That drive to be innovative also has many practitioners looking for ideas and inspiration wherever they can find them.
At our 2010 Fall Conference in Los Angeles, Eric Brown, communications director for the William and Flora Hewlett Foundation and chair of the Communications Network, agreed, along with many of our LA attendees, to share some thoughts on video about the importance of foundation communications. But in order to post his video, Brown asked us to run the “disclaimer” below. (Read it, pay attention, but then watch the video.)
We’re all familiar with the expression “fighting words,” but even I wasn’t prepared for the intensity of the verbal exchange that occurred when Communications Network contributor Susan Herr, and producer of our ongoing series of video chats, sat down to talk with our much-loved anti-jargon campaigner, Tony Proscio.
Admittedly it was a smart interview technique, and her tongue appears early on in the video to be planted somewhat firmly against her cheek. But if you’re not listening carefully, or you get momentarily distracted when she says it, you might miss the disclaimer that this was done all in good fun.

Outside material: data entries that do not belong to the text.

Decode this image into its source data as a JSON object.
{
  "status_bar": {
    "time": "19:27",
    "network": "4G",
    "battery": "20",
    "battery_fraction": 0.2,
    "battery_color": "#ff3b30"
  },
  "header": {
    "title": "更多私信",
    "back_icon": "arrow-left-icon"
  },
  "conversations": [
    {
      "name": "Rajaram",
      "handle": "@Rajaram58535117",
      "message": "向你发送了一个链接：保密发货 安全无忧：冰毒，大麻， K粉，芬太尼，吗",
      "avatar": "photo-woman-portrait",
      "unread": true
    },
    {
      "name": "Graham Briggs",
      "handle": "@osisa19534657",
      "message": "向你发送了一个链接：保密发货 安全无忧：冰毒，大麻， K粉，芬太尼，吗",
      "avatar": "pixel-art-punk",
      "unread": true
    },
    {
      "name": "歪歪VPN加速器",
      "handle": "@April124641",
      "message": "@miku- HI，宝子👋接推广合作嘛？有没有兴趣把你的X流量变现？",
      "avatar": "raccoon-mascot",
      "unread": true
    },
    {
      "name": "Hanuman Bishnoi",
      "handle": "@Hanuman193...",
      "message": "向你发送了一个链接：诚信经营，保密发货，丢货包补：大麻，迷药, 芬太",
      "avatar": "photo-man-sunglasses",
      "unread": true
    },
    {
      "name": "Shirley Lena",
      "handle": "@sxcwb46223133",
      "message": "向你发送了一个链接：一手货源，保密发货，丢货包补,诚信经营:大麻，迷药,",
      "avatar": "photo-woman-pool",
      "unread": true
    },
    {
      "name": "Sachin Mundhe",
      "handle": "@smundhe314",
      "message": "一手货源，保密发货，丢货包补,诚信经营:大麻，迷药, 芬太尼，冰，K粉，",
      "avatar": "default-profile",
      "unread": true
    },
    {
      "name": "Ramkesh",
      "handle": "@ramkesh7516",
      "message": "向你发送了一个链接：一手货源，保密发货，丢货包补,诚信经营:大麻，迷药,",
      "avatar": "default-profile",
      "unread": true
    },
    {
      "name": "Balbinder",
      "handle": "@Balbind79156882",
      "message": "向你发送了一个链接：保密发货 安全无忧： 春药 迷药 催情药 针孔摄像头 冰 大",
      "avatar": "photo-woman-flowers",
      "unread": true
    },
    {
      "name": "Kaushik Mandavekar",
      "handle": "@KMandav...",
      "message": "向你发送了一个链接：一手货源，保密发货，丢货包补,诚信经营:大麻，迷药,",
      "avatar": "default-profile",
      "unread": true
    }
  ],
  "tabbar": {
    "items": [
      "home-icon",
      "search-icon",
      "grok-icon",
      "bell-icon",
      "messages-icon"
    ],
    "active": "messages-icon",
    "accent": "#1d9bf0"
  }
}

Over the past 2 years, the Communications Network has been sitting down with members, non-members, communications experts, thinkers, and others, and asking — with the video camera running — to expound on topics that we believe are of great interest/importance to people who hold communications jobs in philanthropy.